The size of future checks for thousands of retired teachers and other civil servants is now in the hands of five Colorado Supreme Court justices.

The court heard an hour of oral arguments Wednesday morning in the case of Justus v. State, a lawsuit that challenges reductions in retiree cost-of-living payments by the Public Employees’ Retirement Association (PERA).

A 2010 law (Senate Bill 10-001), eliminated payments associated with cost of living that year and cut retirees’ annual benefit increases from 3.5 percent to 2 percent starting in 2011. Future increases could drop below 2 percent under certain conditions. (While the increases are commonly referred to as cost of living raises, they aren’t pegged to inflation or consumer prices.)

PERA doesn’t have an estimate for how much is saved every year by the cost of living allowance (COLA) reduction, which was a major element of SB 10-001. The law as a whole was projected to reduce PERA’s unfunded liability by $9 billion.

When the lawsuit was filed, plaintiffs estimated the COLA reduction could cost the typical retiree more than $165,000 over 20 years.

The legal issue before the supreme court is whether retirees have a contractual right to the 3.5 percent COLA.

Lawyers for each side presented starkly opposing views to the high court on Wednesday.

The COLA “is part and parcel of the pension,” said Richard Rosenblatt, who represents the retirees who filed the original suit. A retiree’s main pension benefit together with the COLA “clearly is a contract.”

But Sean Connelly, representing PERA, argued, “There is no contractual right to a COLA fixed at a certain point.” He urged the justices to overturn the Court of Appeals and accept the trial court’s dismissal of the case.

Both Connelly and Solicitor General Dan Domenico, representing the state, noted that COLA payments have fluctuated several times over the last few decades, and that those changes have applied to retirees.

As usually is the case, the lawyers offered differing interpretation of several prior court cases, including one dating back to 1920, that involve pension rights.

Four of the five justices asked questions during the arguments, but their queries didn’t hint at any clear leanings on the case.

The case originally was filed within days of SB 10-001 becoming law (see story). A district court judge ruled in 2011 that the state and PERA could reduce the payments. But the Colorado Court of Appeals ruled in 2012 that pensioners do have a contractual right to the COLA in effect at the time of retirement but gave the state a possible out. The appeals court concluded the courts “must still determine whether any impairment of the right is substantial and, if so, whether the reduction was reasonable and necessary to serve a significant and legitimate public purpose.” (Read appeals court decision here.)

There are no set deadlines for the court to rule on a case after oral arguments. In a recent big public policy case, the Lobato v. State school funding suit, the court ruled a little less than three months after arguments were held.
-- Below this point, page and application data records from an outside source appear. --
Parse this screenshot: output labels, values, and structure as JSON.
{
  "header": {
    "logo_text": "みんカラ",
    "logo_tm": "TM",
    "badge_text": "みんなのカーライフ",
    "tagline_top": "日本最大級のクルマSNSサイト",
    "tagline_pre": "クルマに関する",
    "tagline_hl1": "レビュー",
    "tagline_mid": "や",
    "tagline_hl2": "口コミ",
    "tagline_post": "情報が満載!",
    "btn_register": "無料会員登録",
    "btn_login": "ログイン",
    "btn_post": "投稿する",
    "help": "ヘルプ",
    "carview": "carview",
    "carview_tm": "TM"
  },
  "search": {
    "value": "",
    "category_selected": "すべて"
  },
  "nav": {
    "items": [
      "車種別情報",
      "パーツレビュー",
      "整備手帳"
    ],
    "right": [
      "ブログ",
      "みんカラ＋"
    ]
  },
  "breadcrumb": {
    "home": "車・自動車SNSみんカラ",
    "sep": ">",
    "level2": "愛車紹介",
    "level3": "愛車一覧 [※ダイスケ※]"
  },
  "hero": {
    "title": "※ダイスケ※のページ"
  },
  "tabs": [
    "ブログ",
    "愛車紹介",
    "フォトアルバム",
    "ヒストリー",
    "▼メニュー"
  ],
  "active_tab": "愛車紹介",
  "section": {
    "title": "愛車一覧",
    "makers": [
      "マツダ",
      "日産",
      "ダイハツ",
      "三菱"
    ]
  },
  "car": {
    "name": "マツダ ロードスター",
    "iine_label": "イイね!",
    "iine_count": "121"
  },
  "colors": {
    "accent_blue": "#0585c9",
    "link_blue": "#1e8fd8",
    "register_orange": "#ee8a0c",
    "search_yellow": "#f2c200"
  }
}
Chief Justice Nancy Rice announced that Justices Allison Eid and Monica Marquez would not be participating in Justus v. State. Justices typically don’t announce why they’re not participating.

PERA history and stats
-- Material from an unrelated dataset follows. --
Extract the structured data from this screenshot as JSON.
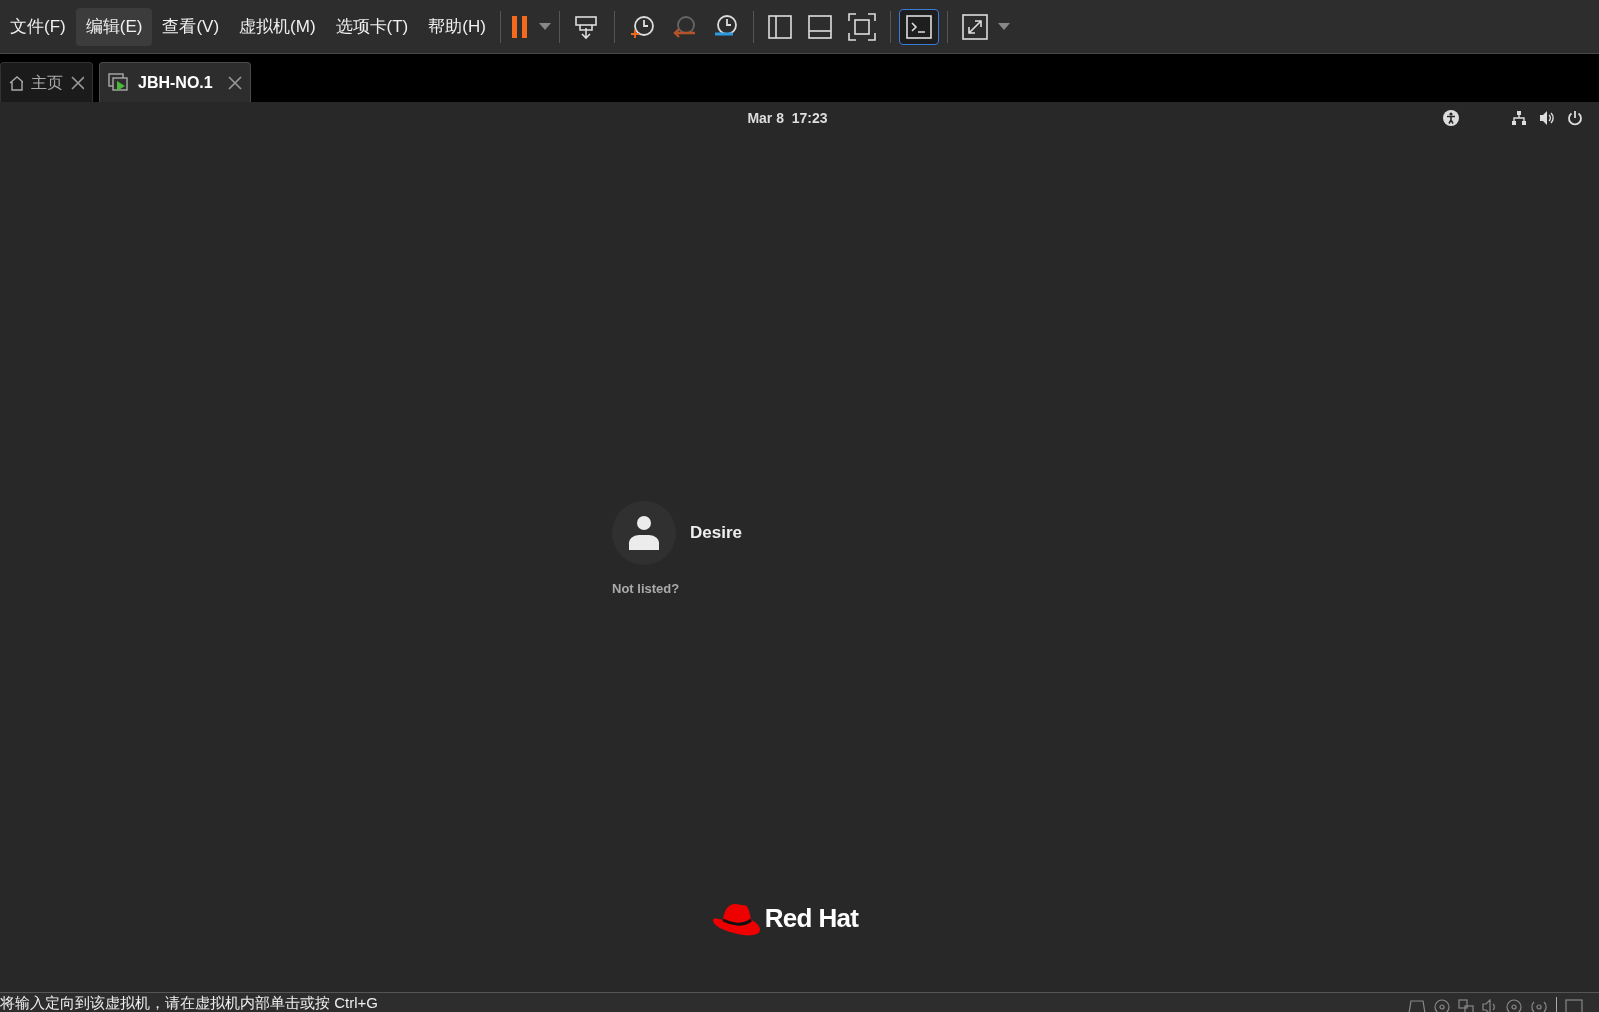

After PERA’s investment portfolio was hit hard by the 2008 recession, SB 10-001 was an attempt to change some of the system’s operations in order to put it on a path to financial solvency in 30 years. PERA has about $26 billion promised without funding to back it up.

Subsequent legislative attempts to tinker with the 2010 revamp have been rebuffed, but the 2014 session approved a bill that will launch three studies of the system (see story).

Teachers and school administrators dominate the 196,435-member system, with 129,205 members in the School and Denver Public Schools (DPS) divisions — over 65 percent of the membership.

There are 58,986 education retirees who received about $2 billion in benefits in 2012, an average of about $3,000 a month. The average retirement age for both School and DPS retirees is a little above 58 years old.